**PROVIDED ENTRIES**
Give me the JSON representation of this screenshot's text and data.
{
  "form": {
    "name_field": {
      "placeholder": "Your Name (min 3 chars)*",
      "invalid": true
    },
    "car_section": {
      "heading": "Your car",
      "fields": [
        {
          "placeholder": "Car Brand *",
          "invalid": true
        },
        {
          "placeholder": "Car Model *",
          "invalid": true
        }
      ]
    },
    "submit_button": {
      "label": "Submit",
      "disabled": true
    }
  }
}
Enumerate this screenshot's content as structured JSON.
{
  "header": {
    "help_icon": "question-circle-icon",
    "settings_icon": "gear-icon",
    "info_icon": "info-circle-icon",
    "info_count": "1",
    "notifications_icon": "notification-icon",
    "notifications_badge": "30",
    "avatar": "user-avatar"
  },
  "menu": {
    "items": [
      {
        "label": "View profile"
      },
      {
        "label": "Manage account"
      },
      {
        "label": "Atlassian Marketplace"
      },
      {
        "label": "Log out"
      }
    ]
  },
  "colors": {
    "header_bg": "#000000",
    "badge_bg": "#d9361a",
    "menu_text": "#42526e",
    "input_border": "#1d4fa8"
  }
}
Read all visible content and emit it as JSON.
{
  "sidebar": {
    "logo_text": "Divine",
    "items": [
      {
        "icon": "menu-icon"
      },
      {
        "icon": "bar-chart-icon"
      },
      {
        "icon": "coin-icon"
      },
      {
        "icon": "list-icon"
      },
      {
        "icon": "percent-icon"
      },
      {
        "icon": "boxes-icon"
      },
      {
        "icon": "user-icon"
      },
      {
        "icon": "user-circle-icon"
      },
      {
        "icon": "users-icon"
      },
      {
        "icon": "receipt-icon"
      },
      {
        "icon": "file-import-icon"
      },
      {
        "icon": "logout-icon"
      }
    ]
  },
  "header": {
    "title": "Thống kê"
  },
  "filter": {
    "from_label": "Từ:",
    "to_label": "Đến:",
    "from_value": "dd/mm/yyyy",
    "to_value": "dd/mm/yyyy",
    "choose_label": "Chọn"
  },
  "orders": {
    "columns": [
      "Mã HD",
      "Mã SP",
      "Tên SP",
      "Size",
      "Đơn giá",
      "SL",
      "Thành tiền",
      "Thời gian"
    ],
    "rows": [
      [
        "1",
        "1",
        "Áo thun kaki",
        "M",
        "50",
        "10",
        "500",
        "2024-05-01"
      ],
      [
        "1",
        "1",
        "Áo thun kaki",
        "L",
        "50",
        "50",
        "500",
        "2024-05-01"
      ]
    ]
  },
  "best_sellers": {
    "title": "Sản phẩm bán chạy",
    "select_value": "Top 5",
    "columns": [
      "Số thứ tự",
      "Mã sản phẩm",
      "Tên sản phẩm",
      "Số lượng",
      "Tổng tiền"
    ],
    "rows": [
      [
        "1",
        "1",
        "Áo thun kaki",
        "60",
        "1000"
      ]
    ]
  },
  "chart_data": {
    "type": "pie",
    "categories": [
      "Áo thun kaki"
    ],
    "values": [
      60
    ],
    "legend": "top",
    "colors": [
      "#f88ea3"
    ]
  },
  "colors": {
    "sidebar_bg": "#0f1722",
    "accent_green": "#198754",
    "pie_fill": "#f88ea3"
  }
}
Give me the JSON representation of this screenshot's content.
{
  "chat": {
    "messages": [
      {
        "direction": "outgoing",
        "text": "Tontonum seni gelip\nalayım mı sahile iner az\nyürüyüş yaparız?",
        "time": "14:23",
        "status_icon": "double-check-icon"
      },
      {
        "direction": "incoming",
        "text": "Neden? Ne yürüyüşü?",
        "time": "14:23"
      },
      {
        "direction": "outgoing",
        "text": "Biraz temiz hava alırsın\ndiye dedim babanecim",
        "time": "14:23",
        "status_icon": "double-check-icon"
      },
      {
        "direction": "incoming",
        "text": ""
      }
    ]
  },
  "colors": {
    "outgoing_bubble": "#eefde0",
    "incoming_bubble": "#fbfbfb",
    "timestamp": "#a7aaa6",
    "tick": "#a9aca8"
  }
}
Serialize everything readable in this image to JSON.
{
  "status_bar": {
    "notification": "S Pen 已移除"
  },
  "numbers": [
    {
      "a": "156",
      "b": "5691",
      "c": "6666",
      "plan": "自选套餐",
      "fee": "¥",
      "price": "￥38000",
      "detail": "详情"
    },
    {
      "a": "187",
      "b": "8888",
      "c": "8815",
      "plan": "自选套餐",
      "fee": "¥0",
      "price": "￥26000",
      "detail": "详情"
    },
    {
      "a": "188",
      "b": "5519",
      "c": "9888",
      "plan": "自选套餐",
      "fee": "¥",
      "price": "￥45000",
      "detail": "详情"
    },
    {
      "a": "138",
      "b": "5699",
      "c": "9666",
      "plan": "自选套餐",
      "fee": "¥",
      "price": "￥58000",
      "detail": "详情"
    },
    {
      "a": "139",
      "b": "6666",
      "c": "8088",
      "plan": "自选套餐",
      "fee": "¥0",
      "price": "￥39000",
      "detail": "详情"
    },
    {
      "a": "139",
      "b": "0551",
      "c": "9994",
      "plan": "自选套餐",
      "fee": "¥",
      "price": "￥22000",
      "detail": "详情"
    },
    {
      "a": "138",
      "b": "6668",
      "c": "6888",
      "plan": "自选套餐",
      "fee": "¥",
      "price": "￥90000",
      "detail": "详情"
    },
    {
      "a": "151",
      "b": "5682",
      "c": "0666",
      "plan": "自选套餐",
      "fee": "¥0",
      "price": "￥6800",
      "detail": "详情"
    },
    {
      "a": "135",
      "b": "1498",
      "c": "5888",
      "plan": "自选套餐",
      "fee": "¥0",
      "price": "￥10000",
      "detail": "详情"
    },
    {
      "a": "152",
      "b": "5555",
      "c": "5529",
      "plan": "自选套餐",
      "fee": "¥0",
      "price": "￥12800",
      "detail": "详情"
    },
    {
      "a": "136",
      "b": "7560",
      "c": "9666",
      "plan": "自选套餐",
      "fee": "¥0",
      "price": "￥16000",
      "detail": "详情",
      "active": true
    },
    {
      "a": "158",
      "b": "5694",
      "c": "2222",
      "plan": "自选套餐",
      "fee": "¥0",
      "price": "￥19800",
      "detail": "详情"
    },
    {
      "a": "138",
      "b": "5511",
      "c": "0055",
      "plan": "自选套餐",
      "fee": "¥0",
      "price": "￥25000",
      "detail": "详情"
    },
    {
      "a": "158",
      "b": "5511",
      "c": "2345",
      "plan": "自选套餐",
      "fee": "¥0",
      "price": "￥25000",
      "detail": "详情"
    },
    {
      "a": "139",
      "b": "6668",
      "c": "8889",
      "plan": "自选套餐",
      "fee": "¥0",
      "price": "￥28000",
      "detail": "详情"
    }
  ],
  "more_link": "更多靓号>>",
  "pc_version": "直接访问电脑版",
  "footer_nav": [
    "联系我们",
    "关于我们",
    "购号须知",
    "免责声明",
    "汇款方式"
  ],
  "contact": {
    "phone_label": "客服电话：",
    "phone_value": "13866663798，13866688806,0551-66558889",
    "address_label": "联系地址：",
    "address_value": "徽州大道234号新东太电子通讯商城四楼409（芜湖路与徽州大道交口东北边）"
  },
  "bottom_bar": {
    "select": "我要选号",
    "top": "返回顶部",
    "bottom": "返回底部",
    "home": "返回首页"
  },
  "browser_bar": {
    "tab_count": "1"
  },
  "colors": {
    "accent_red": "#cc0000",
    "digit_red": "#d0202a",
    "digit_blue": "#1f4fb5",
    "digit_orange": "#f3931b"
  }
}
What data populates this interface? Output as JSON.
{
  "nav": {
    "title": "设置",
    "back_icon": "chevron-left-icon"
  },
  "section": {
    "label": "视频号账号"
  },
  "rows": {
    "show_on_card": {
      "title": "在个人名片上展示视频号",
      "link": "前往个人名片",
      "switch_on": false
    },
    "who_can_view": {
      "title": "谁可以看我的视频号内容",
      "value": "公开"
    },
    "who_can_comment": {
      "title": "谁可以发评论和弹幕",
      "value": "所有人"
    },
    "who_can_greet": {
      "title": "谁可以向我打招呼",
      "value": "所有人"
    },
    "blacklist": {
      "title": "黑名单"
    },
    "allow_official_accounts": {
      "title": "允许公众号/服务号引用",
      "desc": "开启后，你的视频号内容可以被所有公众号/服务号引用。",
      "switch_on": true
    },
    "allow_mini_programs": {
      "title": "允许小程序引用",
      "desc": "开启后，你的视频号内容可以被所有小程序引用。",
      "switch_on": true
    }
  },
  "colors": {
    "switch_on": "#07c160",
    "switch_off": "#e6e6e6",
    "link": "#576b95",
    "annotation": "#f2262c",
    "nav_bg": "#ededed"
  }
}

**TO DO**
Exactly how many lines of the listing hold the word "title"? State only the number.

**ANSWER TO THIS PROBLEM**
10